---------- Data shown ----------

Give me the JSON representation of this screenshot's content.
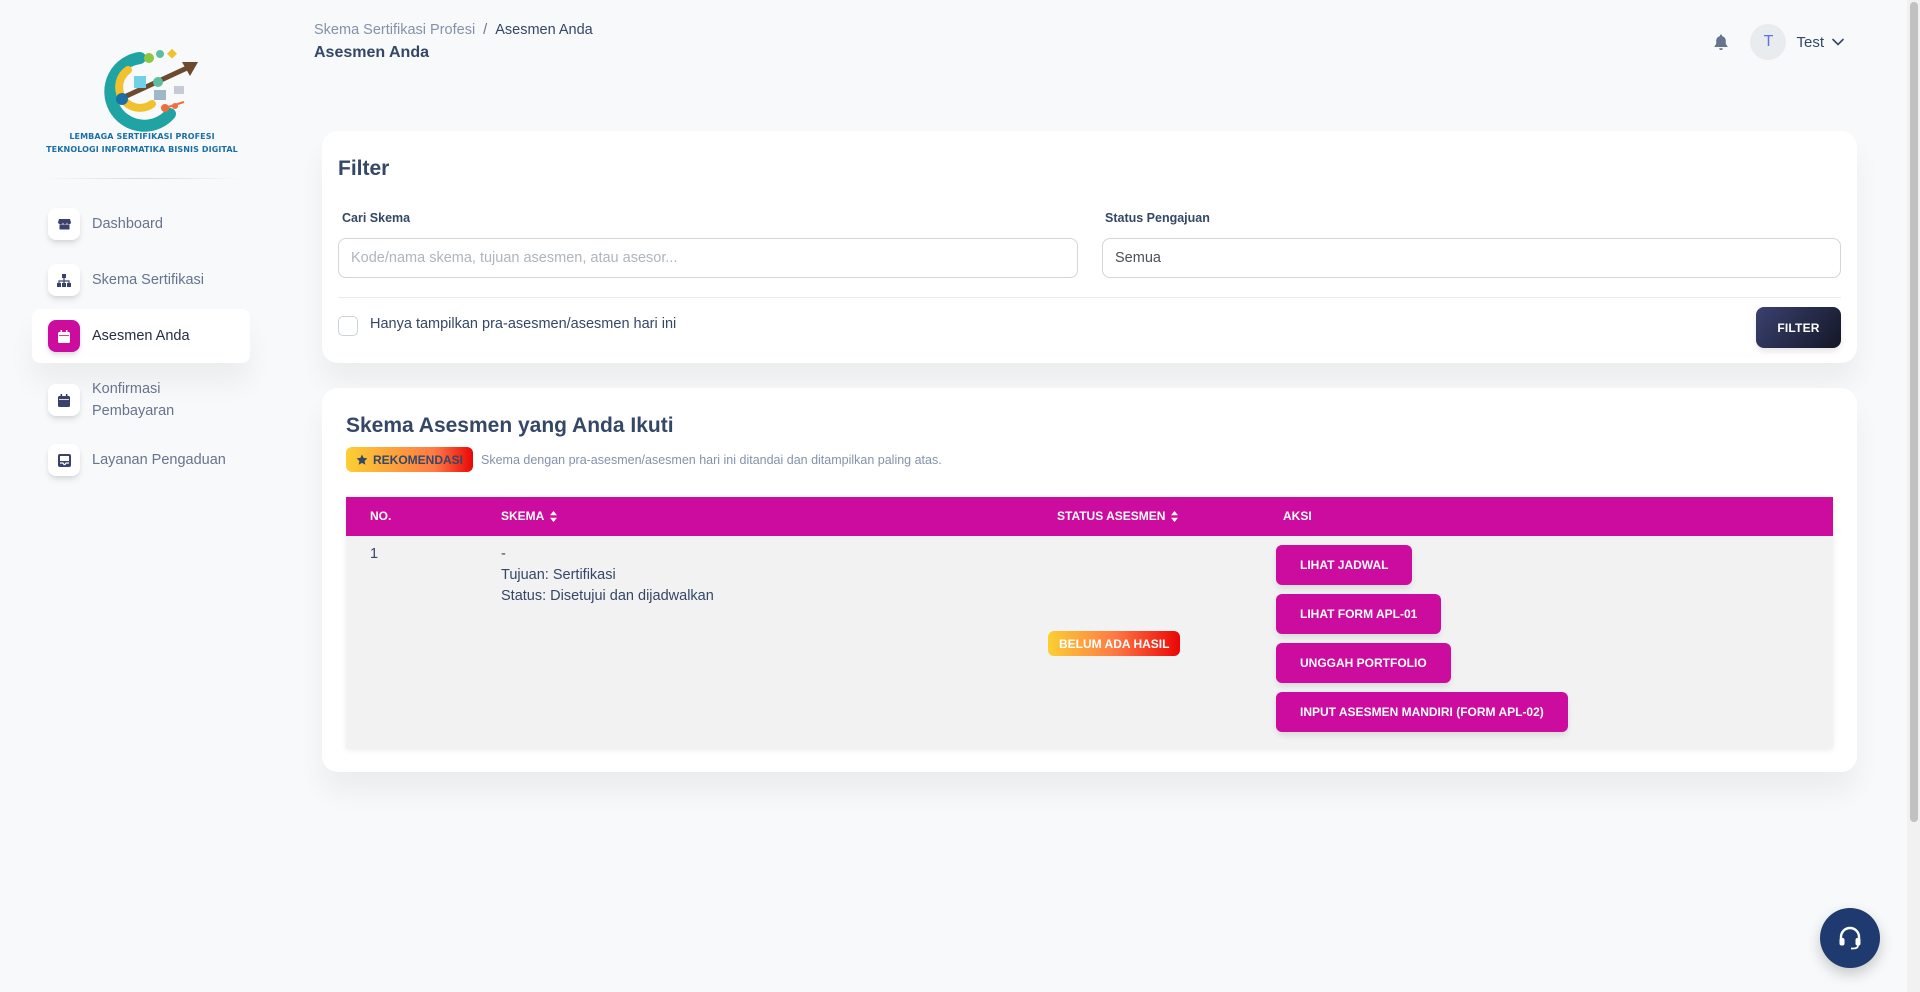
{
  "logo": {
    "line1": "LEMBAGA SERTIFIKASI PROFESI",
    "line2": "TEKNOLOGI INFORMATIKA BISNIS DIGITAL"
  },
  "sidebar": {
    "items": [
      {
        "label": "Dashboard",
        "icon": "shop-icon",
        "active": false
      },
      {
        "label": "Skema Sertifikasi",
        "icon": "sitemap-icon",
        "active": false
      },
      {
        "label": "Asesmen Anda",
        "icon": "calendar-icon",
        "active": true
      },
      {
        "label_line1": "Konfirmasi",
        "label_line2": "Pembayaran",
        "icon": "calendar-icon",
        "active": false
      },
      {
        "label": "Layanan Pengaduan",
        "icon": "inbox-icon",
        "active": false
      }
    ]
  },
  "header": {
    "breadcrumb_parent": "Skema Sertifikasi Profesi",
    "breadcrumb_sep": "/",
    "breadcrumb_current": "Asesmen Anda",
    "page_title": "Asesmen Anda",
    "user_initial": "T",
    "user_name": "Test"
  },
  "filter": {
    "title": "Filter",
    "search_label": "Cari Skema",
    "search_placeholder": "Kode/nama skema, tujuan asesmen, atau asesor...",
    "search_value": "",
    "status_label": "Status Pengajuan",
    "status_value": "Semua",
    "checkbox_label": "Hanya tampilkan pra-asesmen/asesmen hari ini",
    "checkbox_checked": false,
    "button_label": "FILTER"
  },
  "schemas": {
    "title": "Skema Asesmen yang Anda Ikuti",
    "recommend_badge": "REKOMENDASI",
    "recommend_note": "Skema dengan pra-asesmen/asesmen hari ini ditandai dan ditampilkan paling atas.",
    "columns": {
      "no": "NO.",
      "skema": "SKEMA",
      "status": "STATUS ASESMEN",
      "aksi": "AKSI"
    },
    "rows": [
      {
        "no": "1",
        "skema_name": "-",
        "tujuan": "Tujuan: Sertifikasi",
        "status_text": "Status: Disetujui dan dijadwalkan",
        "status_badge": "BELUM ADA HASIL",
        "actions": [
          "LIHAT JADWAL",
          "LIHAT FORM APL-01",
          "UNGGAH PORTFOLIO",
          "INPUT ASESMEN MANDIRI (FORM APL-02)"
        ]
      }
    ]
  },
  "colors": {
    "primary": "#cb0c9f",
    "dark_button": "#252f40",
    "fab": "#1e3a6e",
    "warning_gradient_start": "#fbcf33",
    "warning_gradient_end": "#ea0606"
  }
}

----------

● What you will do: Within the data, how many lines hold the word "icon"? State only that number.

● Written response: 5